“It’s really all different types of things going on at every car. Some it’s just a moment of prayer. Sometimes it’s just a thumbs up. Sometimes it’s just making eye contact through the windshield because they’re already pulling their helmets on.
“It’s very similar to the relationship a military chaplain shares with troops, particularly when they go downrange. You can’t always communicate but it’s the presence thing.”
Even in these times, Mauldin and MRO maintain a presence.
“We pray for them at the end of the drivers meeting,” he said. “We pray for them in the invocation. We’re still doing all of that right now. To the degree that our faith is the importance of pray and asking God to watch over them and keep them safe, that’s being done whether we get by the car or not.”
4. Quiet track
Chris Graythen, manager of motorsports for Getty Images, estimates he and fellow photographer Jared Tilton walked more than 40,000 steps and posted more 1,000 photos from Sunday’s Cup race at Darlington Raceway.
They were among three photographers on site at Darlington as all facets of the event were trimmed to only essential personnel. Teams were limited in how many crew members they could have and media also were limited (there were no more than four writers per event at Darlington and they were confined to the press box).
The three photographers (Note: NBC Sports uses Getty Images) had access throughout the track. They were in the garage with crews, on pit road with drivers and throughout the facility, giving them a rare insight to what it was like this past week at Darlington.
“What’s really interesting is the silence that is there,” Graythen told NBC Sports. “It’s just so quiet. When the national anthem ends, usually there is the flyover and the fans are cheering and the crews are getting ready and they crank up the engines. (At the Sunday and Wednesday Cup races,) the anthem ends and it’s just quiet. That’s kind of strange.”
Also what’s different is Victory Lane. Normally, cluttered with crew members, VIPs and others crowding around the driver and team as several photographers capture the scene, Victory Lane is practically barren.
“There’s no shouting, there’s no screaming,” Graythen. said. “It’s, hey Kevin (Harvick), look right here.”
Of the thousands of photos he took at Darlington, what is the image that stands out to Graythen?

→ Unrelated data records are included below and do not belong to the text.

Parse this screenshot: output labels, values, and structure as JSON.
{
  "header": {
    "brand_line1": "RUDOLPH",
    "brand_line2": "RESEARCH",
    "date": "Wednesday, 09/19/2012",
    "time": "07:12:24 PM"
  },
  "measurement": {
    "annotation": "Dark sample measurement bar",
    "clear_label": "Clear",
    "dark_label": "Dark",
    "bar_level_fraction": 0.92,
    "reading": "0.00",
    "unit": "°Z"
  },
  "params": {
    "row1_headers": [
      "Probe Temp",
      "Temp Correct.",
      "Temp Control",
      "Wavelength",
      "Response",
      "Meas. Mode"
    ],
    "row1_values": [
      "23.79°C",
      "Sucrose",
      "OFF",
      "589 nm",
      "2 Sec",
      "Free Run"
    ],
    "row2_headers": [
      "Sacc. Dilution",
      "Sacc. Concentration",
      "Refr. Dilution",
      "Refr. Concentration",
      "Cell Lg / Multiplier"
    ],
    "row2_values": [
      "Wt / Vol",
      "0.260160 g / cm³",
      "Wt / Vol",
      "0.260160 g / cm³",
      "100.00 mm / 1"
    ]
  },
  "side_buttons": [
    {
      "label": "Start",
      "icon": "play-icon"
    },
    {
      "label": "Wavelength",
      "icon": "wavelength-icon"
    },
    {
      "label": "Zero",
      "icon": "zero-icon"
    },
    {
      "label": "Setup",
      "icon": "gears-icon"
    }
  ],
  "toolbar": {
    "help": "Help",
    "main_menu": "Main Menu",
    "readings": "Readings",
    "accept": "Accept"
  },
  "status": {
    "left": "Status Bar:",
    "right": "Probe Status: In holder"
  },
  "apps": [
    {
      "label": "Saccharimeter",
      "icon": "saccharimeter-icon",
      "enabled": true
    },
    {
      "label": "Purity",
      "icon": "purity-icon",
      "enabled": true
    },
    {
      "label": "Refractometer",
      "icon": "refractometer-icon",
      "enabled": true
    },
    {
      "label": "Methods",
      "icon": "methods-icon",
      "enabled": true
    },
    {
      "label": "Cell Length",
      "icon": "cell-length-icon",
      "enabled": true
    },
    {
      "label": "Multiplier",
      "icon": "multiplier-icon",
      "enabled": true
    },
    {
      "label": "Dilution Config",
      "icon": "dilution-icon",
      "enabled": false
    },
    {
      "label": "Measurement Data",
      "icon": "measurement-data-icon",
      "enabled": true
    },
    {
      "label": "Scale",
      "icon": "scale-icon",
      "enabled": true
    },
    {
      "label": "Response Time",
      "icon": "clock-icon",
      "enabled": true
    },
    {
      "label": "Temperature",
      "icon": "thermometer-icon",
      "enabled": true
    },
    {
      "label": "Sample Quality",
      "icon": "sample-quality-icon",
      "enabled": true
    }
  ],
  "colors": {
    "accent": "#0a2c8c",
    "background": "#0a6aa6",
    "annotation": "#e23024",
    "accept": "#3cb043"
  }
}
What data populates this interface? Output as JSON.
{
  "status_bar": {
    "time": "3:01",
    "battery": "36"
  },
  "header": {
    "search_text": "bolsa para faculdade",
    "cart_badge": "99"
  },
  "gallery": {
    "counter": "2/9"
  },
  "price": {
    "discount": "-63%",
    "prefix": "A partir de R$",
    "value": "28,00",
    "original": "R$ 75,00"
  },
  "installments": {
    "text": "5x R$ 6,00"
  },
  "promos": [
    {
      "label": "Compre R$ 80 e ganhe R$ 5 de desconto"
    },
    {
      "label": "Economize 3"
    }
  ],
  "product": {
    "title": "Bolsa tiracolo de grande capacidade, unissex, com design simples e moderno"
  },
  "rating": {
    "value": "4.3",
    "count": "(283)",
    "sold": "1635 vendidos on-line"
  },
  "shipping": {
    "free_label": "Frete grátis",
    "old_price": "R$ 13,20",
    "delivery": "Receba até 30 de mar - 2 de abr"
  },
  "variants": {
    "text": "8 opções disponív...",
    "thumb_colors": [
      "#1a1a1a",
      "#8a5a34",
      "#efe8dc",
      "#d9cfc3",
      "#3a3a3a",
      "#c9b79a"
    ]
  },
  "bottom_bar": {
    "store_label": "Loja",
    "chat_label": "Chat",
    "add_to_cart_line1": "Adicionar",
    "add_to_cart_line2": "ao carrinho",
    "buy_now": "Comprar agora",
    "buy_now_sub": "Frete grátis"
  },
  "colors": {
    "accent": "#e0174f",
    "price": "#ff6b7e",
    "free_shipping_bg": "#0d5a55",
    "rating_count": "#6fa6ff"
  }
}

“I think the weekend boils down to the picture of Kevin Harvick in Victory Lane, just him with the car and the trophy and the black mask over his face and nobody around,” Graythen said. “I’m sure he’s smiling under there.
“To me, that kind of boiled everything down into one picture because it shows, yeah, it’s good and it’s great, NASCAR is back, we have a winner, Harvick has got his 50th win, this is all very exciting for the industry. But it also has that mask, that starkness, that quietness that shows the time that we’re in.”
5. Experience a key factor?
The Truck Series returns to action Tuesday at Charlotte Motor Speedway, marking the first time the series has run since Feb. 21 at Las Vegas — a race won by Kyle Busch.
Just as the Cup and Xfinity Series have done in most events since returning, the Truck race at Charlotte will have no practice or qualifying. The first lap at speed will be when the green flag waves.
Former Truck series champ Johnny Sauter finished second to Busch at Las Vegas. As Sauter prepares to resume the season, what stands out to the ThorSport Racing driver?
“I feel great that I have the experience that I have at a lot of these race tracks,” he said. “The only thing that I look at is that some of these younger guys going to these racetracks having never even raced or turned a lap there getting in trouble. What I mean by that is that you just hope you’re not a victim of a mistake.”